- Branding and Marketing rely on the success of each other:
Another similarity between these two functions is that they rely on the success of each other – without a solid brand identity, no marketing campaign can take off successfully. Similarly, a strong marketing campaign is only as good as the brand it represents.
Marketing vs Branding – What are the Differences between Marketing and Branding?
While the two disciplines have overlapping elements (with branding actually being part of marketing), there are some obvious differences between marketing and branding.
- Marketing and Branding focus on different elements of a business:
While both functions work towards a similar outcome, marketing does this by focusing on who the customer is and what their needs are, whereas branding focuses more closely on who the company is and what it stands for. For example, a business that sells anti-aging cream will market their products through age-inclusive advertisement, but centre their brand image around being a company that welcomes everyone and supports causes close to the hearts of older people.
- Sales are made through different tactics:
While both marketing and branding ultimately aim to increase sales, marketing tries to do this through promoting a product, whereas branding does this by prioritizing increasing customer loyalty.
So how do they work together?
Contrasting marketing vs branding can be tricky because these two concepts are not entirely distinct. While marketing and branding are two different concepts that are carried out through different methods, at the core of any business they are deeply connected, and the aim of any company should be for their marketing and branding to work together in harmony. Without a strong marketing strategy, it will be difficult for potential customers to understand and appreciate your brand, but without a clear brand identity, even the best marketing tactics will fall on deaf ears. Through concise marketing that leads the customer to a compelling brand, companies can raise their business profile and drive sales from the very first time a customer becomes aware of their products or services.
Studies show that customers form an impression of a brand within the first seven seconds of their initial interaction, so having a strong brand identity is a great way for businesses to ensure that even if a customer isn’t purchasing a product right now, they will turn to them if the need for that product arises in the future. By funnelling these customers to the brand via an effective marketing strategy, businesses can utilize the relationship between these two concepts in the most efficient way possible.

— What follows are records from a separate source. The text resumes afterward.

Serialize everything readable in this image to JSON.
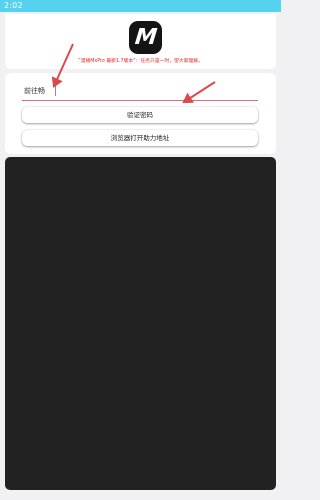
{
  "status_bar": {
    "time": "2:02",
    "color": "#55d2f0"
  },
  "header": {
    "logo_letter": "M",
    "notice": "“漫播MxPro 最新1.7版本”：任务只是一时，望大家理解。",
    "notice_color": "#e1272a"
  },
  "form": {
    "password_placeholder": "前往畅",
    "verify_button": "验证密码",
    "browser_button": "浏览器打开助力地址",
    "underline_color": "#d9707f"
  },
  "annotations": {
    "arrow_color": "#d94a4f"
  },
  "content": {
    "panel_color": "#222222"
  }
}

Let’s summarize our discussion on marketing vs branding. Ultimately, while branding and marketing share a similar goal of bringing in and retaining customers, the strategies through which they do this differ greatly. Branding teams focus on how they want their customer to feel when they think about the company overall, whereas marketing is designed to draw attention to the products or services available, through addressing the specific needs of their target audience in a tangible way. If you’re a business owner, then understanding the differences between marketing and branding and how these two functions work together is the best way to drive company growth and communicate with your customers as effectively as possible.